Narrator: This is Science Today. If the famous
Nietzsche quote - What does not destroy me, makes
me strong - rings true to you, chances are you're
what Dr. Salvatore Maddi, a psychologist at the University
of California, Irvine calls a hardy person. Maddi
helps people deal with stress by teaching them what
he calls hardiness skills.
Maddi: A lot of people tell us - well, hardiness
- you either have it or you don't. It's in the genes.
But you know, that's not really so true. If that was
true, hardiness training wouldn't work the way it
does and the research is very clear that it works.
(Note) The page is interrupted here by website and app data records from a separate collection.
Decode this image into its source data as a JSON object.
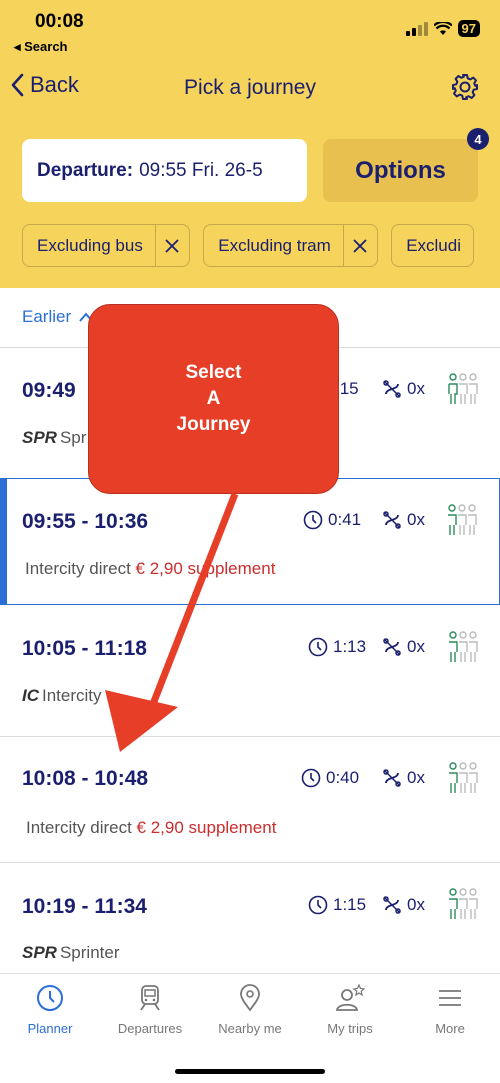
{
  "status": {
    "time": "00:08",
    "back_app": "◂ Search",
    "battery": "97"
  },
  "nav": {
    "back_label": "Back",
    "title": "Pick a journey"
  },
  "departure": {
    "label": "Departure:",
    "value": "09:55 Fri. 26-5"
  },
  "options": {
    "label": "Options",
    "badge": "4"
  },
  "filters": [
    "Excluding bus",
    "Excluding tram",
    "Excludi"
  ],
  "earlier_label": "Earlier",
  "journeys": [
    {
      "time": "09:49",
      "duration": ":15",
      "transfers": "0x",
      "type_code": "SPR",
      "type_name": "Spr"
    },
    {
      "time": "09:55 - 10:36",
      "duration": "0:41",
      "transfers": "0x",
      "type_name": "Intercity direct",
      "supplement": "€ 2,90 supplement"
    },
    {
      "time": "10:05 - 11:18",
      "duration": "1:13",
      "transfers": "0x",
      "type_code": "IC",
      "type_name": "Intercity"
    },
    {
      "time": "10:08 - 10:48",
      "duration": "0:40",
      "transfers": "0x",
      "type_name": "Intercity direct",
      "supplement": "€ 2,90 supplement"
    },
    {
      "time": "10:19 - 11:34",
      "duration": "1:15",
      "transfers": "0x",
      "type_code": "SPR",
      "type_name": "Sprinter"
    }
  ],
  "annotation": {
    "line1": "Select",
    "line2": "A",
    "line3": "Journey"
  },
  "tabs": [
    {
      "label": "Planner",
      "icon": "clock-icon",
      "active": true
    },
    {
      "label": "Departures",
      "icon": "train-icon"
    },
    {
      "label": "Nearby me",
      "icon": "location-pin-icon"
    },
    {
      "label": "My trips",
      "icon": "person-star-icon"
    },
    {
      "label": "More",
      "icon": "menu-icon"
    }
  ],
  "colors": {
    "brand_yellow": "#f6d35b",
    "navy": "#1a1f6e",
    "accent_blue": "#2b6fd6",
    "supplement_red": "#cc2d2d",
    "annotation_red": "#e63e27"
  }
}
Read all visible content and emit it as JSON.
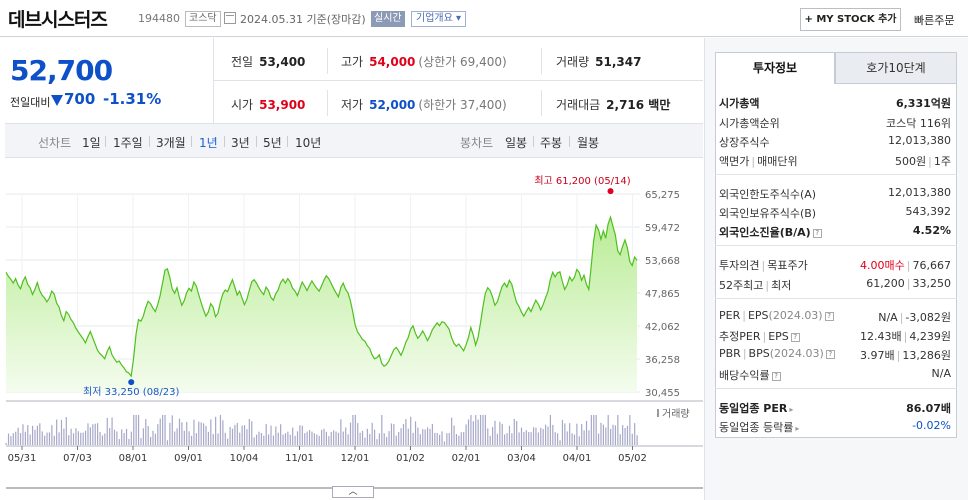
{
  "header": {
    "name": "데브시스터즈",
    "code": "194480",
    "market": "코스닥",
    "date": "2024.05.31 기준(장마감)",
    "realtime": "실시간",
    "company_overview": "기업개요 ▾",
    "my_stock": "+ MY STOCK 추가",
    "quick_order": "빠른주문"
  },
  "price": {
    "current": "52,700",
    "change_label": "전일대비",
    "change": "700",
    "change_pct": "-1.31%"
  },
  "quote": {
    "prev_close": {
      "label": "전일",
      "value": "53,400"
    },
    "high": {
      "label": "고가",
      "value": "54,000",
      "sub": "(상한가 69,400)"
    },
    "volume": {
      "label": "거래량",
      "value": "51,347"
    },
    "open": {
      "label": "시가",
      "value": "53,900"
    },
    "low": {
      "label": "저가",
      "value": "52,000",
      "sub": "(하한가 37,400)"
    },
    "amount": {
      "label": "거래대금",
      "value": "2,716 백만"
    }
  },
  "chart_tabs": {
    "line_label": "선차트",
    "periods": [
      "1일",
      "1주일",
      "3개월",
      "1년",
      "3년",
      "5년",
      "10년"
    ],
    "selected_period": "1년",
    "candle_label": "봉차트",
    "candles": [
      "일봉",
      "주봉",
      "월봉"
    ]
  },
  "chart_data": {
    "type": "area",
    "title": "",
    "x_tick_labels": [
      "05/31",
      "07/03",
      "08/01",
      "09/01",
      "10/04",
      "11/01",
      "12/01",
      "01/02",
      "02/01",
      "03/04",
      "04/01",
      "05/02"
    ],
    "y_ticks": [
      "65,275",
      "59,472",
      "53,668",
      "47,865",
      "42,062",
      "36,258",
      "30,455"
    ],
    "ylim": [
      30455,
      65275
    ],
    "high_annotation": "최고 61,200 (05/14)",
    "low_annotation": "최저 33,250 (08/23)",
    "volume_legend": "거래량",
    "prices": [
      51500,
      50800,
      50300,
      49600,
      50400,
      49300,
      48600,
      49900,
      50700,
      49400,
      48800,
      47600,
      48500,
      49700,
      48300,
      47500,
      47000,
      46300,
      47000,
      48200,
      47700,
      46100,
      45400,
      43900,
      43000,
      44600,
      44100,
      43200,
      42600,
      41700,
      41000,
      40400,
      39800,
      39100,
      40200,
      41100,
      40000,
      38900,
      37800,
      37200,
      36800,
      36300,
      37600,
      38400,
      37000,
      36300,
      35700,
      35900,
      35200,
      34700,
      34000,
      33800,
      33250,
      36400,
      40700,
      43200,
      42900,
      43800,
      45300,
      46400,
      46000,
      45200,
      44600,
      45800,
      47400,
      49600,
      51900,
      52100,
      50600,
      48600,
      47800,
      48800,
      47100,
      45700,
      46500,
      47900,
      48700,
      48200,
      49800,
      49100,
      47600,
      46200,
      44900,
      43800,
      44500,
      46000,
      45400,
      43700,
      44300,
      46200,
      47700,
      48400,
      48100,
      49200,
      50200,
      48900,
      47500,
      48200,
      47000,
      45800,
      46700,
      48300,
      49800,
      50200,
      49600,
      48800,
      48100,
      47600,
      48900,
      48300,
      47100,
      46600,
      47700,
      48400,
      49700,
      50300,
      49600,
      50400,
      49800,
      48700,
      48200,
      47400,
      48600,
      49800,
      49100,
      48300,
      49200,
      50000,
      49300,
      48700,
      48200,
      49100,
      50100,
      50900,
      50400,
      49600,
      48700,
      47900,
      47200,
      48800,
      49600,
      48500,
      47900,
      46500,
      44500,
      42200,
      41000,
      40400,
      39700,
      39400,
      38600,
      38100,
      37000,
      36300,
      36500,
      37000,
      35500,
      35000,
      35300,
      35900,
      36900,
      37900,
      38300,
      37700,
      36900,
      37900,
      39200,
      40000,
      41500,
      42100,
      40800,
      39900,
      40400,
      41200,
      40400,
      39500,
      40300,
      41400,
      42000,
      42600,
      42100,
      42800,
      42700,
      42100,
      41500,
      40000,
      39000,
      38500,
      38900,
      38300,
      37700,
      38700,
      40000,
      41800,
      40500,
      38700,
      40000,
      42600,
      45400,
      47800,
      48800,
      48300,
      47200,
      45700,
      46300,
      47700,
      49000,
      49600,
      48900,
      50100,
      49400,
      47700,
      46200,
      45500,
      44500,
      43800,
      44600,
      45300,
      44600,
      45600,
      46600,
      45900,
      44900,
      45800,
      47000,
      48100,
      50200,
      51500,
      50700,
      51400,
      51600,
      49900,
      48500,
      49300,
      50700,
      50000,
      50600,
      52000,
      51500,
      50100,
      51000,
      49400,
      48500,
      52600,
      57000,
      59800,
      59000,
      57300,
      58800,
      57500,
      60000,
      61200,
      59600,
      58100,
      55300,
      54600,
      56000,
      57200,
      55800,
      53400,
      52700,
      54200,
      53600
    ]
  },
  "expand_label": "︿",
  "right_panel": {
    "tab_active": "투자정보",
    "tab_other": "호가10단계",
    "market_cap": {
      "label": "시가총액",
      "value": "6,331억원"
    },
    "market_cap_rank": {
      "label": "시가총액순위",
      "value": "코스닥 116위"
    },
    "shares": {
      "label": "상장주식수",
      "value": "12,013,380"
    },
    "par": {
      "label": "액면가",
      "label2": "매매단위",
      "value": "500원",
      "value2": "1주"
    },
    "foreign_limit": {
      "label": "외국인한도주식수(A)",
      "value": "12,013,380"
    },
    "foreign_hold": {
      "label": "외국인보유주식수(B)",
      "value": "543,392"
    },
    "foreign_rate": {
      "label": "외국인소진율(B/A)",
      "value": "4.52%"
    },
    "opinion": {
      "label": "투자의견",
      "label2": "목표주가",
      "value": "4.00매수",
      "value2": "76,667"
    },
    "week52": {
      "label": "52주최고",
      "label2": "최저",
      "value": "61,200",
      "value2": "33,250"
    },
    "per": {
      "label": "PER",
      "label2": "EPS",
      "period": "(2024.03)",
      "value": "N/A",
      "value2": "-3,082원"
    },
    "est_per": {
      "label": "추정PER",
      "label2": "EPS",
      "value": "12.43배",
      "value2": "4,239원"
    },
    "pbr": {
      "label": "PBR",
      "label2": "BPS",
      "period": "(2024.03)",
      "value": "3.97배",
      "value2": "13,286원"
    },
    "dividend": {
      "label": "배당수익률",
      "value": "N/A"
    },
    "sector_per": {
      "label": "동일업종 PER",
      "value": "86.07배"
    },
    "sector_change": {
      "label": "동일업종 등락률",
      "value": "-0.02%"
    }
  }
}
Narrator: Hardiness training teaches people
the coping and social support skills it takes to deal
Maddi: Hardy people believe whatever doesn't
kill me makes me stronger. Our approach comes very
much out of that kind of Nietzschian thinking. But
what we feel is when a terrible circumstance overcomes
you, you only have two options - give up or learn
from it. And do something better. And some people
actually do that.
Narrator: For Science Today, I'm Larissa Branin.